Segment Start: SOURCE MATERIAL
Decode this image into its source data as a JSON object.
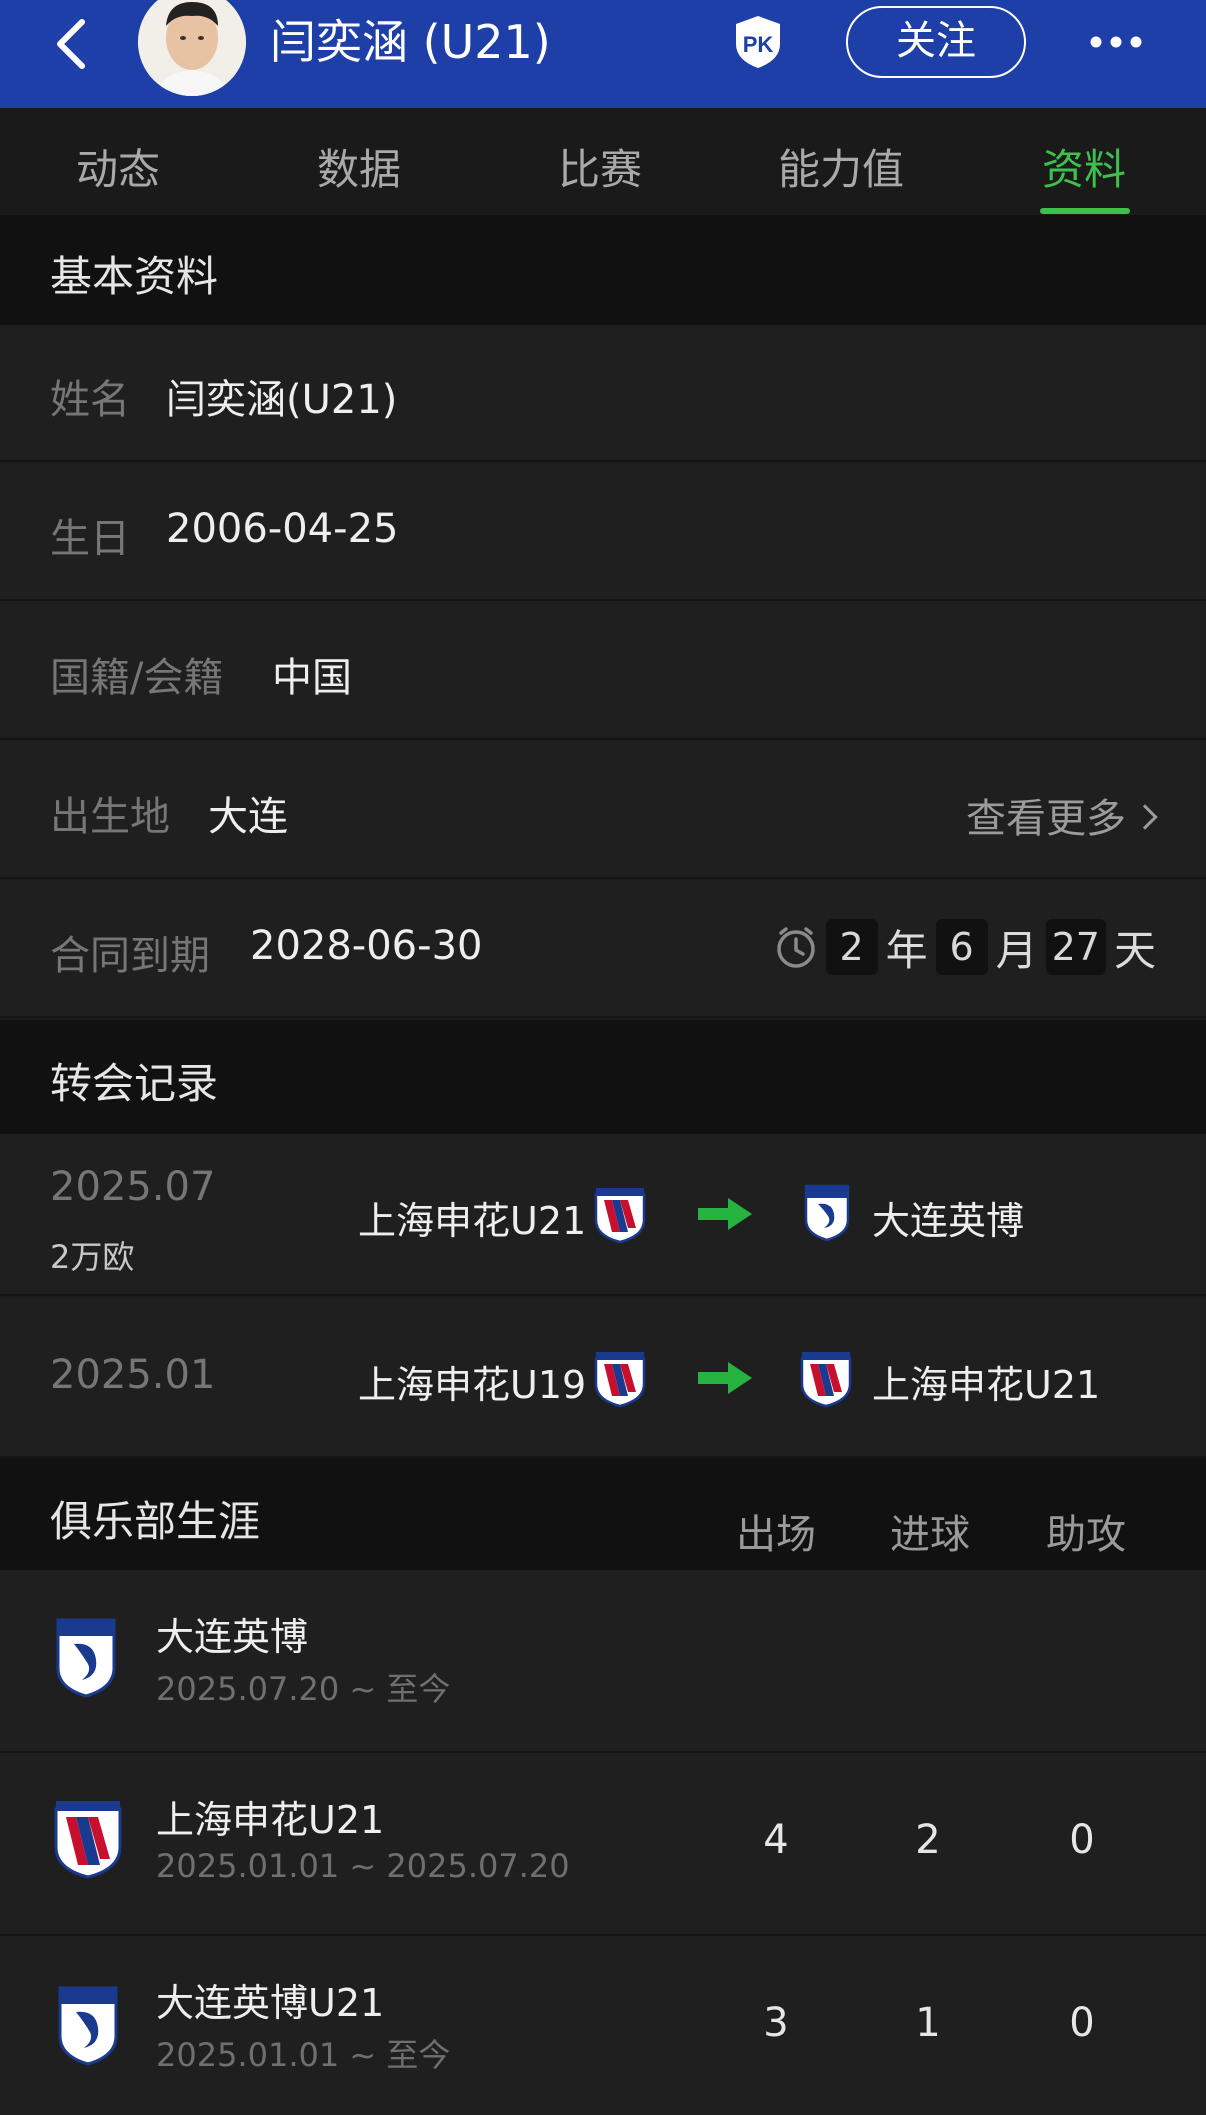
{
  "header": {
    "title": "闫奕涵 (U21)",
    "follow_label": "关注",
    "pk_label": "PK",
    "bg_color": "#1e3fa8"
  },
  "tabs": [
    {
      "label": "动态",
      "active": false
    },
    {
      "label": "数据",
      "active": false
    },
    {
      "label": "比赛",
      "active": false
    },
    {
      "label": "能力值",
      "active": false
    },
    {
      "label": "资料",
      "active": true
    }
  ],
  "accent_color": "#3fbf4e",
  "basic_info": {
    "section_title": "基本资料",
    "name": {
      "label": "姓名",
      "value": "闫奕涵(U21)"
    },
    "birthday": {
      "label": "生日",
      "value": "2006-04-25"
    },
    "nationality": {
      "label": "国籍/会籍",
      "value": "中国"
    },
    "birthplace": {
      "label": "出生地",
      "value": "大连",
      "more_label": "查看更多"
    },
    "contract": {
      "label": "合同到期",
      "value": "2028-06-30",
      "countdown": {
        "years": "2",
        "years_unit": "年",
        "months": "6",
        "months_unit": "月",
        "days": "27",
        "days_unit": "天"
      }
    }
  },
  "transfers": {
    "section_title": "转会记录",
    "rows": [
      {
        "date": "2025.07",
        "fee": "2万欧",
        "from": "上海申花U21",
        "from_logo": "shenhua-logo",
        "to": "大连英博",
        "to_logo": "dalian-logo"
      },
      {
        "date": "2025.01",
        "fee": "",
        "from": "上海申花U19",
        "from_logo": "shenhua-logo",
        "to": "上海申花U21",
        "to_logo": "shenhua-logo"
      }
    ]
  },
  "career": {
    "section_title": "俱乐部生涯",
    "columns": [
      "出场",
      "进球",
      "助攻"
    ],
    "rows": [
      {
        "club": "大连英博",
        "period": "2025.07.20 ~ 至今",
        "apps": "",
        "goals": "",
        "assists": "",
        "logo": "dalian-logo"
      },
      {
        "club": "上海申花U21",
        "period": "2025.01.01 ~ 2025.07.20",
        "apps": "4",
        "goals": "2",
        "assists": "0",
        "logo": "shenhua-logo"
      },
      {
        "club": "大连英博U21",
        "period": "2025.01.01 ~ 至今",
        "apps": "3",
        "goals": "1",
        "assists": "0",
        "logo": "dalian-logo"
      }
    ]
  }
}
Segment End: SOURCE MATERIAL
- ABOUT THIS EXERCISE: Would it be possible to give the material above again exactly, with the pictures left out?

- THE ANSWER:
Decode this image into its source data as a JSON object.
{
  "header": {
    "title": "闫奕涵 (U21)",
    "follow_label": "关注",
    "pk_label": "PK",
    "bg_color": "#1e3fa8"
  },
  "tabs": [
    {
      "label": "动态",
      "active": false
    },
    {
      "label": "数据",
      "active": false
    },
    {
      "label": "比赛",
      "active": false
    },
    {
      "label": "能力值",
      "active": false
    },
    {
      "label": "资料",
      "active": true
    }
  ],
  "accent_color": "#3fbf4e",
  "basic_info": {
    "section_title": "基本资料",
    "name": {
      "label": "姓名",
      "value": "闫奕涵(U21)"
    },
    "birthday": {
      "label": "生日",
      "value": "2006-04-25"
    },
    "nationality": {
      "label": "国籍/会籍",
      "value": "中国"
    },
    "birthplace": {
      "label": "出生地",
      "value": "大连",
      "more_label": "查看更多"
    },
    "contract": {
      "label": "合同到期",
      "value": "2028-06-30",
      "countdown": {
        "years": "2",
        "years_unit": "年",
        "months": "6",
        "months_unit": "月",
        "days": "27",
        "days_unit": "天"
      }
    }
  },
  "transfers": {
    "section_title": "转会记录",
    "rows": [
      {
        "date": "2025.07",
        "fee": "2万欧",
        "from": "上海申花U21",
        "from_logo": "shenhua-logo",
        "to": "大连英博",
        "to_logo": "dalian-logo"
      },
      {
        "date": "2025.01",
        "fee": "",
        "from": "上海申花U19",
        "from_logo": "shenhua-logo",
        "to": "上海申花U21",
        "to_logo": "shenhua-logo"
      }
    ]
  },
  "career": {
    "section_title": "俱乐部生涯",
    "columns": [
      "出场",
      "进球",
      "助攻"
    ],
    "rows": [
      {
        "club": "大连英博",
        "period": "2025.07.20 ~ 至今",
        "apps": "",
        "goals": "",
        "assists": "",
        "logo": "dalian-logo"
      },
      {
        "club": "上海申花U21",
        "period": "2025.01.01 ~ 2025.07.20",
        "apps": "4",
        "goals": "2",
        "assists": "0",
        "logo": "shenhua-logo"
      },
      {
        "club": "大连英博U21",
        "period": "2025.01.01 ~ 至今",
        "apps": "3",
        "goals": "1",
        "assists": "0",
        "logo": "dalian-logo"
      }
    ]
  }
}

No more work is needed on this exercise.